Japanese walker is the final victim of walks official errors
By John Bagratuni Sep 1, 2007, 10:07 GMT
Osaka, Japan - The fifth-place finish of Yuki Yamazaki in the men's 50-kilometres walk on home ground was ruined by local event officials in a final incident around the walks, the world championship organizing committee said on Saturday.
'It was a great mistake, a fatal mistake. I feel very sorry,' said Koji Sakurai, head of the competition commission.
Yamazaki crossed the line in fifth place but it was then revealed that he had walked one lap less than required on the course outside the stadium. Yamazaki, who had long been part of the leader, was then listed as 'did not finish.'
'The athlete went into the stadium one lap too early. We had a guiding mistake, there was not sufficient guidance given by the staff members,' Sakurai said.
Pierre Weis, secretary general of the ruling body IAAF, said that 'we regret what happened,' but didn't want to make too much of it, saying that for instance all women's marathon runners should have had one more lap in the stadium at the Euro 2006 race in Gothenburg.
All three road walks have seen incidents in Osaka.
The previous day, there was confusion early in the women's 20km when the later winner Olga Kaniskina and several others left the stadium one lap too early and had to be chased back in by officials.
'It was a bit weird at the start because there was a man waving a white flag at me so I thought I could go out.
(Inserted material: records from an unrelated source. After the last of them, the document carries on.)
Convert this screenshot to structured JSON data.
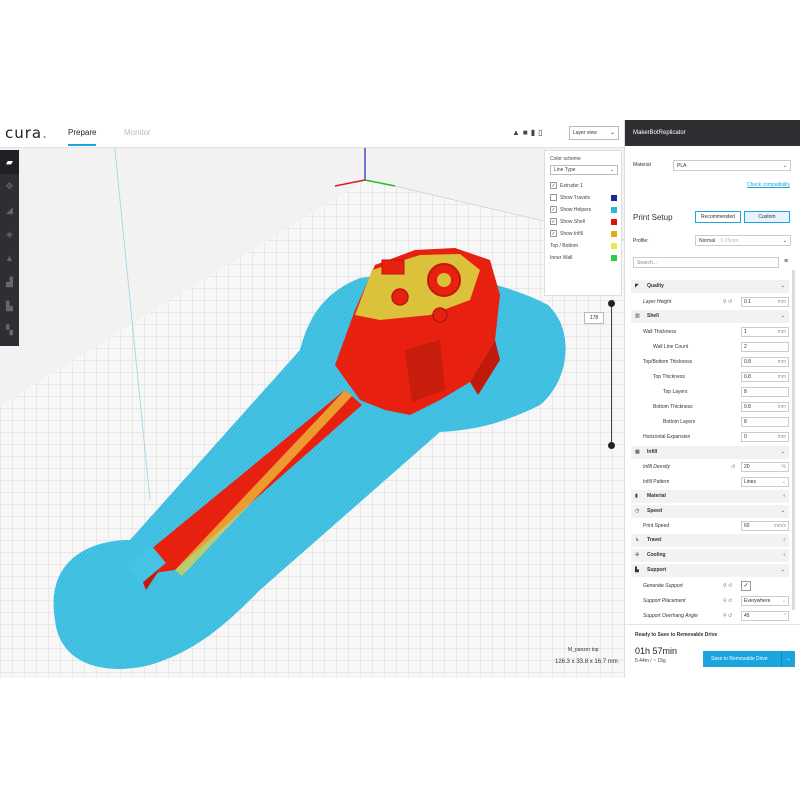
{
  "app": {
    "logo": "cura",
    "logo_dot": "."
  },
  "tabs": [
    {
      "label": "Prepare"
    },
    {
      "label": "Monitor"
    }
  ],
  "view_select": {
    "value": "Layer view"
  },
  "color_panel": {
    "header": "Color scheme",
    "scheme": "Line Type",
    "items": [
      {
        "label": "Extruder 1",
        "checked": true,
        "color": ""
      },
      {
        "label": "Show Travels",
        "checked": false,
        "color": "#1a2a9c"
      },
      {
        "label": "Show Helpers",
        "checked": true,
        "color": "#2ab6d6"
      },
      {
        "label": "Show Shell",
        "checked": true,
        "color": "#e01010"
      },
      {
        "label": "Show Infill",
        "checked": true,
        "color": "#e8a818"
      },
      {
        "label": "Top / Bottom",
        "checked": false,
        "color": "#e8e850"
      },
      {
        "label": "Inner Wall",
        "checked": false,
        "color": "#2ad040"
      }
    ]
  },
  "layer": {
    "value": "178"
  },
  "object": {
    "name": "M_panzer top",
    "dimensions": "126.3 x 33.8 x 16.7 mm"
  },
  "right_panel": {
    "printer": "MakerBotReplicator",
    "material_label": "Material",
    "material_value": "PLA",
    "check_compat": "Check compatibility",
    "print_setup": "Print Setup",
    "mode_recommended": "Recommended",
    "mode_custom": "Custom",
    "profile_label": "Profile:",
    "profile_value": "Normal",
    "profile_quality": "0.15mm",
    "search_placeholder": "Search...",
    "sections": {
      "quality": "Quality",
      "shell": "Shell",
      "infill": "Infill",
      "material": "Material",
      "speed": "Speed",
      "travel": "Travel",
      "cooling": "Cooling",
      "support": "Support"
    },
    "settings": {
      "layer_height": {
        "label": "Layer Height",
        "value": "0.1",
        "unit": "mm"
      },
      "wall_thickness": {
        "label": "Wall Thickness",
        "value": "1",
        "unit": "mm"
      },
      "wall_line_count": {
        "label": "Wall Line Count",
        "value": "2",
        "unit": ""
      },
      "top_bottom_thickness": {
        "label": "Top/Bottom Thickness",
        "value": "0.8",
        "unit": "mm"
      },
      "top_thickness": {
        "label": "Top Thickness",
        "value": "0.8",
        "unit": "mm"
      },
      "top_layers": {
        "label": "Top Layers",
        "value": "8",
        "unit": ""
      },
      "bottom_thickness": {
        "label": "Bottom Thickness",
        "value": "0.8",
        "unit": "mm"
      },
      "bottom_layers": {
        "label": "Bottom Layers",
        "value": "8",
        "unit": ""
      },
      "horizontal_expansion": {
        "label": "Horizontal Expansion",
        "value": "0",
        "unit": "mm"
      },
      "infill_density": {
        "label": "Infill Density",
        "value": "20",
        "unit": "%"
      },
      "infill_pattern": {
        "label": "Infill Pattern",
        "value": "Lines",
        "unit": ""
      },
      "print_speed": {
        "label": "Print Speed",
        "value": "60",
        "unit": "mm/s"
      },
      "generate_support": {
        "label": "Generate Support",
        "value": "✓",
        "unit": ""
      },
      "support_placement": {
        "label": "Support Placement",
        "value": "Everywhere",
        "unit": ""
      },
      "support_overhang": {
        "label": "Support Overhang Angle",
        "value": "45",
        "unit": "°"
      }
    },
    "ready_text": "Ready to Save to Removable Drive",
    "time": "01h 57min",
    "material_estimate": "5.44m / ~ 15g",
    "save_button": "Save to Removable Drive"
  }
}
I went out and a women waved me back and a couple of others back inside. The white flags kept going up and down,' said Kaniskina.
In the men's 20km walk last Sunday, German head coach Juergen Mallow blamed an error by Japanese officials, which forced Andre Hoehne and Australian Luke Adams to walk an extra 100m outside the stadium, for the collapse of his athlete shortly afterwards in gruelling conditions.
'Shortly before the finish Andre and the Australian were lying in third and fourth place. They were then guided in the wrong direction and had to walk an extra 100m. Andre probably suffered a psychic shock from that and collapsed,' said Mallow.
Hoehne collapsed in the stadium with little more than 200m to go and had to be taken to hospital.
Weis said he wasn't aware of that event but also said that no team had lodged protests.
The Japanese, however, are not only organizers to have seen hiccups. At the Rome Golden League meet two months ago, the bell for the final lap was rung one lap too early, leading to plenty of confusion in the end.© 2007 dpa - Deutsche Presse-Agentur